The following example uses the FOR loop to sum the numbers from 1 to 10. The index variable of the FOR loop is "I":

« 
   0       @ Start with zero on the stack
   1 10    @ Loop from 1 to 10
   FOR I   @ "I" is the local variable
      I +  @ Add "I" to the running total
   NEXT    @ Repeat...
»

START/NEXT[edit]

The START/NEXT block is used for a simple block that runs from a start index to an end index. Unlike the FOR/NEXT loop, the looping variable is not available. The syntax of the START/NEXT block is:

index_from index_to START loop_statement NEXT

FOR/STEP and START/STEP[edit]

Both FOR/NEXT and START/NEXT support a user-defined step increment. By replacing the terminating NEXT keyword with an increment and the STEP keyword, the loop variable will be incremented or decremented by a different value than the default of +1. For instance, the following loop steps back from 10 to 2 by decrementing the loop index by 2:

« 10 2 START -2 STEP »

WHILE/REPEAT/END[edit]

The WHILE/REPEAT/END block in RPL supports an indefinite loop with the condition test at the start of the loop. The syntax of the WHILE/REPEAT/END block is:

WHILE condition REPEAT loop_statement END

DO/UNTIL/END[edit]

The DO/UNTIL/END block in RPL supports an indefinite loop with the condition test at the end of the loop.
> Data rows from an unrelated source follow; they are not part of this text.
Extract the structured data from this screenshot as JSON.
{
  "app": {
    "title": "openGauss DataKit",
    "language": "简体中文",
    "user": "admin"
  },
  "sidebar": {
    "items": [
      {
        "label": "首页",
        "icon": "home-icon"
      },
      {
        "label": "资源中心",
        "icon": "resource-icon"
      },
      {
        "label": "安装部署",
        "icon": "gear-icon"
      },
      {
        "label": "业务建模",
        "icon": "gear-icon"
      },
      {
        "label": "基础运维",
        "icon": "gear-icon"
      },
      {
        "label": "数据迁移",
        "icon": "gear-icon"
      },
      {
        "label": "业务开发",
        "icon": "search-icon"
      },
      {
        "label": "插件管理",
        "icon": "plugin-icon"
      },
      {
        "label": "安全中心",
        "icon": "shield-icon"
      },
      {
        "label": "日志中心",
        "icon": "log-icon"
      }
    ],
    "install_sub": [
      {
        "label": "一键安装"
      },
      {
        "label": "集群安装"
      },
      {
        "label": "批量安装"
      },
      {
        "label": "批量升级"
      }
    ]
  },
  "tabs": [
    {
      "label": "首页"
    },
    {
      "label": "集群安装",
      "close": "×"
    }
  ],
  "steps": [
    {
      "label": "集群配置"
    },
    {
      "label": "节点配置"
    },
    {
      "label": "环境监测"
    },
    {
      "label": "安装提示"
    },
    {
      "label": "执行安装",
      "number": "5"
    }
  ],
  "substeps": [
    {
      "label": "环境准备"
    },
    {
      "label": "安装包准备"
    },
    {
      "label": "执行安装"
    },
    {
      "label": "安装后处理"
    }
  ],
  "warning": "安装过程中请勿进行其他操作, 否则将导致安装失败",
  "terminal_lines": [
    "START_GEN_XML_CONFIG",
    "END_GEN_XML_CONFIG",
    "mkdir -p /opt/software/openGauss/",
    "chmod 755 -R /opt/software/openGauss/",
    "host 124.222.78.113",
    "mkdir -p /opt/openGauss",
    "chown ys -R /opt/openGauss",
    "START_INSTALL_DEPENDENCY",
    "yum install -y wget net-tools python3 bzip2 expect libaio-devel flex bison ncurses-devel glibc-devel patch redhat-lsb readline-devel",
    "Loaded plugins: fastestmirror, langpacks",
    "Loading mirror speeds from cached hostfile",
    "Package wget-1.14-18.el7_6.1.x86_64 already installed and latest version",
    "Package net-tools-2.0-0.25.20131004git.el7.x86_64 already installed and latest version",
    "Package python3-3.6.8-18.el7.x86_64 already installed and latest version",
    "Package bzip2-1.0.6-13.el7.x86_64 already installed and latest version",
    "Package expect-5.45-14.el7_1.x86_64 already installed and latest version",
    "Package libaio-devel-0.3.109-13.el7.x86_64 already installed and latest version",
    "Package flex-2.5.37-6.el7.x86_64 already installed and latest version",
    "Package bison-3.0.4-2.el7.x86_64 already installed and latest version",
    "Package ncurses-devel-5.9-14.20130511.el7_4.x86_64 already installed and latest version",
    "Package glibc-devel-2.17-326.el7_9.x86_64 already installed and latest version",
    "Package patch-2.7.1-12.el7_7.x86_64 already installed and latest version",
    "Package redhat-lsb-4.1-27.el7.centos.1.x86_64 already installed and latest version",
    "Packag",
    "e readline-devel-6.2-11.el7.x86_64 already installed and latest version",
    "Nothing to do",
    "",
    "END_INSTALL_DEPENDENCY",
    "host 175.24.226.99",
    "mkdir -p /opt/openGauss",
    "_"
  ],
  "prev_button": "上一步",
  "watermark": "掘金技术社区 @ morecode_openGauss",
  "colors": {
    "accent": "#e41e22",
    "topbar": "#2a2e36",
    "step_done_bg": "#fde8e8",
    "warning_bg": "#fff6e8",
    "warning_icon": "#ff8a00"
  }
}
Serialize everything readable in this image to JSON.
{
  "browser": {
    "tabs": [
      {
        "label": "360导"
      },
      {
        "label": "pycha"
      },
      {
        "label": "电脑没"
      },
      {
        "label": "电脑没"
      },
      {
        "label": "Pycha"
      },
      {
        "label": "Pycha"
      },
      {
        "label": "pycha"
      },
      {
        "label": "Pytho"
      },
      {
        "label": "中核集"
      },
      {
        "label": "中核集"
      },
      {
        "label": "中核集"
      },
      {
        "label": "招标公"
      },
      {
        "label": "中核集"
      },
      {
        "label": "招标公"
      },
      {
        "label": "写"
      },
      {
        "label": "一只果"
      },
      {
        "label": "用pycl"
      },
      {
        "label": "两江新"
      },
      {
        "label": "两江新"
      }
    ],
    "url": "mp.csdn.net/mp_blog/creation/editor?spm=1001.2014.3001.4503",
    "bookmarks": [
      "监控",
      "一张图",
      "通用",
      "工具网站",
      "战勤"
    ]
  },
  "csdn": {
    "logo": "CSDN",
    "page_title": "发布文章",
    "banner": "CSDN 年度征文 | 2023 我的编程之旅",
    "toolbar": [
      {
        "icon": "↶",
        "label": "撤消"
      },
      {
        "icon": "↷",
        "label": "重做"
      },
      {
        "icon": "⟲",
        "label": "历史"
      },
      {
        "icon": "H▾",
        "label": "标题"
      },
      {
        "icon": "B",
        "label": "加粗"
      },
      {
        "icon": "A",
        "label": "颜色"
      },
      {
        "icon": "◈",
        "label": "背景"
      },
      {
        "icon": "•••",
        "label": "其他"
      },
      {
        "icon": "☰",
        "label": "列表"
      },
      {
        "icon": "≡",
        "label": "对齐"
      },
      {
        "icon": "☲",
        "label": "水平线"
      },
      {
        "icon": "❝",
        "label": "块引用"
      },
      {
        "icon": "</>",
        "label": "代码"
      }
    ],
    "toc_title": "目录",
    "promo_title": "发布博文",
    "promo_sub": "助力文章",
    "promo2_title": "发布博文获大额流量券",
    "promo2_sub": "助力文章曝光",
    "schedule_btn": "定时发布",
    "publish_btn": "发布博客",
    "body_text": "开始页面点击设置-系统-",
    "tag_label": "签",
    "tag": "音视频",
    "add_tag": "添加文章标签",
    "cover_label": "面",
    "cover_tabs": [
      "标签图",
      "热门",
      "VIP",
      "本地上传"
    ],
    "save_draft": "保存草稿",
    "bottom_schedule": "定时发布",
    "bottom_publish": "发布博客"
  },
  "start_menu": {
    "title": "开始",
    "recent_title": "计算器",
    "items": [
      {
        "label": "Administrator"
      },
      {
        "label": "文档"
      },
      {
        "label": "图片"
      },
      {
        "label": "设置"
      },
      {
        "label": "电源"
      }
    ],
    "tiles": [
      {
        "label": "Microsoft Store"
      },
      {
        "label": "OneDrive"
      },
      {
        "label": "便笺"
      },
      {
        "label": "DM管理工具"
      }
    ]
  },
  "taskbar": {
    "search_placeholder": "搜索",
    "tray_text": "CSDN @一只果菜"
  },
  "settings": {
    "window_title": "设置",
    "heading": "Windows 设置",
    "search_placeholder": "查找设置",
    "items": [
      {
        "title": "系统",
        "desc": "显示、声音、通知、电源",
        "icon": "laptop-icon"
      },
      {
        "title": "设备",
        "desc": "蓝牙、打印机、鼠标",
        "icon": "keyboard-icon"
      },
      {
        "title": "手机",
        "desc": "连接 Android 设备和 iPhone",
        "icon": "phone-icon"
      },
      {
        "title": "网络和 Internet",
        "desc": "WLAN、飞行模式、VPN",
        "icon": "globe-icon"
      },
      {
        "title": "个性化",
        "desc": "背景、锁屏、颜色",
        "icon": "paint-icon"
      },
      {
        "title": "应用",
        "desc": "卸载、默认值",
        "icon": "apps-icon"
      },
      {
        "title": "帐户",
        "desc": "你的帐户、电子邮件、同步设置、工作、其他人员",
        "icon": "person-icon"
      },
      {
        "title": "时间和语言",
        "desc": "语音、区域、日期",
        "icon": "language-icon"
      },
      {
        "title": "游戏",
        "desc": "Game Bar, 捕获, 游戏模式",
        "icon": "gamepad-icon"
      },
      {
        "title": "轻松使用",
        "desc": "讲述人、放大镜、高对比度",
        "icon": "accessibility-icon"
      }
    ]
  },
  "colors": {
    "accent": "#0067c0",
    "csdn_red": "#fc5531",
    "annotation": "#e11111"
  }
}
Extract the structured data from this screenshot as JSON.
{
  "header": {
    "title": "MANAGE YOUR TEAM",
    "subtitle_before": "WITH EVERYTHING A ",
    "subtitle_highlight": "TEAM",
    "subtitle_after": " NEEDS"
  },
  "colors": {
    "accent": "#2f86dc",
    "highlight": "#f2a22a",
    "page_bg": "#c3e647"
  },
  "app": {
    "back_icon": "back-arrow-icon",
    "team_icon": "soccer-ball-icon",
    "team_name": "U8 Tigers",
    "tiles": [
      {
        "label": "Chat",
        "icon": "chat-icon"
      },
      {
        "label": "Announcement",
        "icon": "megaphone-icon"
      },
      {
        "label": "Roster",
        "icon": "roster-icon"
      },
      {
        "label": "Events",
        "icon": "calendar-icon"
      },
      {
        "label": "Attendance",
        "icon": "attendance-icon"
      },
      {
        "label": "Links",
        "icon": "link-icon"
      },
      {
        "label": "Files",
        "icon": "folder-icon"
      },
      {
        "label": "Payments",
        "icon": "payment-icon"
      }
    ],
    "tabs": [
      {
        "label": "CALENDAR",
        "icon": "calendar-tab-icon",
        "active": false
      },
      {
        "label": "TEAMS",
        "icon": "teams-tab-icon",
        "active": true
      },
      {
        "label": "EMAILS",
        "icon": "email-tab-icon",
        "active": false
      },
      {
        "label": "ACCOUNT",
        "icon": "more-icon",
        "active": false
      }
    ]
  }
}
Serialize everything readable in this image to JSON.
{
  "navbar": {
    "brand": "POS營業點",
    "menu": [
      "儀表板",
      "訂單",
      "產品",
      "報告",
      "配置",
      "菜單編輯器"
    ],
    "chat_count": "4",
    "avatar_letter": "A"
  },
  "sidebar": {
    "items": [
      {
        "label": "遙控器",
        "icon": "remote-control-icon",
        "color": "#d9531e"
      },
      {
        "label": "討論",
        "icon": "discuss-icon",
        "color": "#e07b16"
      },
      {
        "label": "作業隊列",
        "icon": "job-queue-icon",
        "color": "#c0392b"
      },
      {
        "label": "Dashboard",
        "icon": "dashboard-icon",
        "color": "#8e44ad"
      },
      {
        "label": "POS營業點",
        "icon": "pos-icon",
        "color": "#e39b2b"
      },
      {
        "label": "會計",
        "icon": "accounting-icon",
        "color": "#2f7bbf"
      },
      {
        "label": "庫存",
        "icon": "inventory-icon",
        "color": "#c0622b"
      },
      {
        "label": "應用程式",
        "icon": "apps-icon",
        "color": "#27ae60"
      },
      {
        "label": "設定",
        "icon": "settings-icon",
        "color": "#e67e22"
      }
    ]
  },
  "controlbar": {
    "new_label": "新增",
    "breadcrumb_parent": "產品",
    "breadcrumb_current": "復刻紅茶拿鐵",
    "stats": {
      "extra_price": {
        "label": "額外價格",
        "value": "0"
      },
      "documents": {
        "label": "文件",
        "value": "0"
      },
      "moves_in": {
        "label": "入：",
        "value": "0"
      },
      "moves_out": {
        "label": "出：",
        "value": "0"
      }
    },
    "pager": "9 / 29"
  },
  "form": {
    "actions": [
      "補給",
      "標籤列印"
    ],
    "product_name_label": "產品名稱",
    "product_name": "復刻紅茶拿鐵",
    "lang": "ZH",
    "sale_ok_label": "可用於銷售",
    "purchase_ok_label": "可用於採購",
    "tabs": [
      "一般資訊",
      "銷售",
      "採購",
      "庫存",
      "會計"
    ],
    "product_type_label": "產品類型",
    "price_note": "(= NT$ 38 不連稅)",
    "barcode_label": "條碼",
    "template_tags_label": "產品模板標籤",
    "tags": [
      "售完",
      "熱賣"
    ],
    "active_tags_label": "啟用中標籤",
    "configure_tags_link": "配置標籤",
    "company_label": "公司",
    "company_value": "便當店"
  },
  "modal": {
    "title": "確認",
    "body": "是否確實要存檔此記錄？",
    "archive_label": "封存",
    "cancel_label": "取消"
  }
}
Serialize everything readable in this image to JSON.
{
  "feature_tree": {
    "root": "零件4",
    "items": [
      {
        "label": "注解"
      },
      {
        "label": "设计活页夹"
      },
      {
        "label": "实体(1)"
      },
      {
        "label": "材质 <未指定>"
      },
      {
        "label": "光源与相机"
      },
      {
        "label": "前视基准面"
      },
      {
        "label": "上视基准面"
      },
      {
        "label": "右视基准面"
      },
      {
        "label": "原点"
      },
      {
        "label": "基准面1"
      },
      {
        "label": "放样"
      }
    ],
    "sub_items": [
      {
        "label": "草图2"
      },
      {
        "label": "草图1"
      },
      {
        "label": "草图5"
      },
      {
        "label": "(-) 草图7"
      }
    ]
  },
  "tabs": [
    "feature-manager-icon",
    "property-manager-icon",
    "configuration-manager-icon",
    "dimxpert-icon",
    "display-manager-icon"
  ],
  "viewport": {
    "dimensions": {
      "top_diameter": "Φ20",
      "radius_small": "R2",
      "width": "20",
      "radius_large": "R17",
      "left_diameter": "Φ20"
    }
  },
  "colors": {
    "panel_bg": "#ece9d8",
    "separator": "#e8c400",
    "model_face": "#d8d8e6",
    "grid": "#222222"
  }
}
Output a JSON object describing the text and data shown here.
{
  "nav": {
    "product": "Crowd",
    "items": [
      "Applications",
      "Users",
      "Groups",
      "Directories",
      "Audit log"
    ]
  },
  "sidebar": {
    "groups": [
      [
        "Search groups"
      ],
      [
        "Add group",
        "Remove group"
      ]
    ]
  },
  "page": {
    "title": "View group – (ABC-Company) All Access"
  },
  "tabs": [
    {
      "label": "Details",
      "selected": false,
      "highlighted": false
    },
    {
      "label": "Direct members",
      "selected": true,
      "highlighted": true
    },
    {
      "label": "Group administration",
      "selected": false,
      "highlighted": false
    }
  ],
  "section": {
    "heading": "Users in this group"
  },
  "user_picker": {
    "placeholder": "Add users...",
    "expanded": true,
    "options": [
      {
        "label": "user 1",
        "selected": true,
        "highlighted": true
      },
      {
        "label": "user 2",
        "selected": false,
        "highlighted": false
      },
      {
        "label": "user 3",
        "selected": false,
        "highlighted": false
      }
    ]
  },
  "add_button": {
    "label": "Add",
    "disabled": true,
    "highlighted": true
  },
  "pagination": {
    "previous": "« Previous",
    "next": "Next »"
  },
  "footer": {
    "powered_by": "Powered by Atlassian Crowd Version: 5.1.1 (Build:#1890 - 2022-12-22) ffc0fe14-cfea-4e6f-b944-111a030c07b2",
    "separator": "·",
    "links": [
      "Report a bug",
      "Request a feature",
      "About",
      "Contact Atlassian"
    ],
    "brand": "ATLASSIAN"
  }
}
The syntax of the DO/UNTIL/END block is:

DO loop_statement UNTIL condition END

References[edit]

External links[edit]